• [TASK BRIEF]:
Check every line of the data for the word "label", and copy those that have it.

══ DATA FOR PROCESSING

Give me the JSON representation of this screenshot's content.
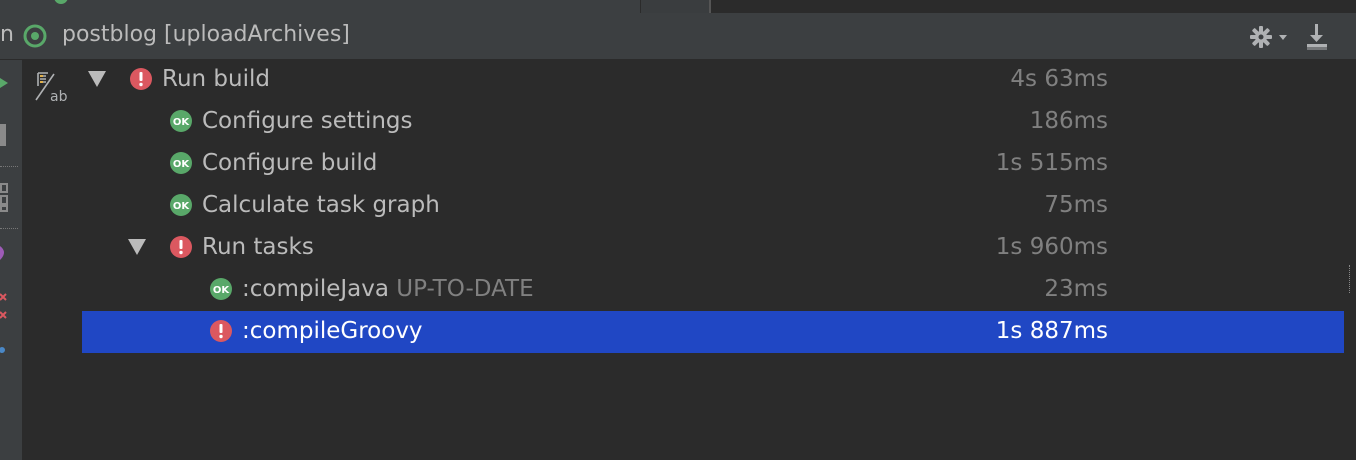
{
  "header": {
    "fragment": "n",
    "title": "postblog [uploadArchives]",
    "settings_icon": "gear-icon",
    "download_icon": "download-icon"
  },
  "tree": {
    "toggle_icon": "sort-ab-icon",
    "rows": [
      {
        "label": "Run build",
        "suffix": "",
        "time": "4s 63ms",
        "status": "error",
        "expanded": true,
        "selected": false
      },
      {
        "label": "Configure settings",
        "suffix": "",
        "time": "186ms",
        "status": "ok",
        "selected": false
      },
      {
        "label": "Configure build",
        "suffix": "",
        "time": "1s 515ms",
        "status": "ok",
        "selected": false
      },
      {
        "label": "Calculate task graph",
        "suffix": "",
        "time": "75ms",
        "status": "ok",
        "selected": false
      },
      {
        "label": "Run tasks",
        "suffix": "",
        "time": "1s 960ms",
        "status": "error",
        "expanded": true,
        "selected": false
      },
      {
        "label": ":compileJava",
        "suffix": "UP-TO-DATE",
        "time": "23ms",
        "status": "ok",
        "selected": false
      },
      {
        "label": ":compileGroovy",
        "suffix": "",
        "time": "1s 887ms",
        "status": "error",
        "selected": true
      }
    ]
  },
  "colors": {
    "background": "#2b2b2b",
    "panel": "#3c3f41",
    "selection": "#2047c4",
    "ok": "#59a869",
    "error": "#db5860"
  }
}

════

• [ANSWER FOR THIS EXERCISE]:
        "label": "Run build",
        "label": "Configure settings",
        "label": "Configure build",
        "label": "Calculate task graph",
        "label": "Run tasks",
        "label": ":compileJava",
        "label": ":compileGroovy",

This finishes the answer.